PROBLEM TO SOLVE
Line by line, restate the listing below without any change.

DATA RECORDS
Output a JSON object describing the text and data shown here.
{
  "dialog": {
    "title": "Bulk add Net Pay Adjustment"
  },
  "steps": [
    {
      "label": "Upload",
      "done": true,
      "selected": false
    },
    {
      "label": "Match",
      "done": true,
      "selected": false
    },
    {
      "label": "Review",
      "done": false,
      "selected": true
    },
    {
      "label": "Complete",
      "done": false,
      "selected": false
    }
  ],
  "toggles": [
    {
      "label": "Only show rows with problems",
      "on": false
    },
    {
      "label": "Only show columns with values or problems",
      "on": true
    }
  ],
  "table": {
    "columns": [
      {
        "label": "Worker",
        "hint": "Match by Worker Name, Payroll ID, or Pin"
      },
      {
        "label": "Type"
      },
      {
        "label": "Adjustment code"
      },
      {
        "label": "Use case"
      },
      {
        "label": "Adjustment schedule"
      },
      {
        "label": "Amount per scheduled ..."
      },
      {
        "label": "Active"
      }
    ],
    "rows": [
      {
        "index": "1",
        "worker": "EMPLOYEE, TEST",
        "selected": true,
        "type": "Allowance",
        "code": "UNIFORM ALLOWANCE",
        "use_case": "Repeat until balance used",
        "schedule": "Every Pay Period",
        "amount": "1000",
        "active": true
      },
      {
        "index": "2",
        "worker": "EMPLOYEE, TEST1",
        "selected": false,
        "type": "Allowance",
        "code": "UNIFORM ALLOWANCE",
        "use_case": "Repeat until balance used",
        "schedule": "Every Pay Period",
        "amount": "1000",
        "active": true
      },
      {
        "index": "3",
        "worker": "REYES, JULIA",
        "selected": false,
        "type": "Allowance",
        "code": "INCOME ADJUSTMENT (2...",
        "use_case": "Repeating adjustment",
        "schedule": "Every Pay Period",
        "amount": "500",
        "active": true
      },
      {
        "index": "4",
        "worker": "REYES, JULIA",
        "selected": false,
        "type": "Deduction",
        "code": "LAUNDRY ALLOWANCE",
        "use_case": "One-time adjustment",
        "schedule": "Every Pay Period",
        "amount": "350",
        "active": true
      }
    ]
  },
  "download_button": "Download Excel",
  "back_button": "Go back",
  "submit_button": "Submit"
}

SOLVED EXERCISE
Output a JSON object describing the text and data shown here.
{
  "dialog": {
    "title": "Bulk add Net Pay Adjustment"
  },
  "steps": [
    {
      "label": "Upload",
      "done": true,
      "selected": false
    },
    {
      "label": "Match",
      "done": true,
      "selected": false
    },
    {
      "label": "Review",
      "done": false,
      "selected": true
    },
    {
      "label": "Complete",
      "done": false,
      "selected": false
    }
  ],
  "toggles": [
    {
      "label": "Only show rows with problems",
      "on": false
    },
    {
      "label": "Only show columns with values or problems",
      "on": true
    }
  ],
  "table": {
    "columns": [
      {
        "label": "Worker",
        "hint": "Match by Worker Name, Payroll ID, or Pin"
      },
      {
        "label": "Type"
      },
      {
        "label": "Adjustment code"
      },
      {
        "label": "Use case"
      },
      {
        "label": "Adjustment schedule"
      },
      {
        "label": "Amount per scheduled ..."
      },
      {
        "label": "Active"
      }
    ],
    "rows": [
      {
        "index": "1",
        "worker": "EMPLOYEE, TEST",
        "selected": true,
        "type": "Allowance",
        "code": "UNIFORM ALLOWANCE",
        "use_case": "Repeat until balance used",
        "schedule": "Every Pay Period",
        "amount": "1000",
        "active": true
      },
      {
        "index": "2",
        "worker": "EMPLOYEE, TEST1",
        "selected": false,
        "type": "Allowance",
        "code": "UNIFORM ALLOWANCE",
        "use_case": "Repeat until balance used",
        "schedule": "Every Pay Period",
        "amount": "1000",
        "active": true
      },
      {
        "index": "3",
        "worker": "REYES, JULIA",
        "selected": false,
        "type": "Allowance",
        "code": "INCOME ADJUSTMENT (2...",
        "use_case": "Repeating adjustment",
        "schedule": "Every Pay Period",
        "amount": "500",
        "active": true
      },
      {
        "index": "4",
        "worker": "REYES, JULIA",
        "selected": false,
        "type": "Deduction",
        "code": "LAUNDRY ALLOWANCE",
        "use_case": "One-time adjustment",
        "schedule": "Every Pay Period",
        "amount": "350",
        "active": true
      }
    ]
  },
  "download_button": "Download Excel",
  "back_button": "Go back",
  "submit_button": "Submit"
}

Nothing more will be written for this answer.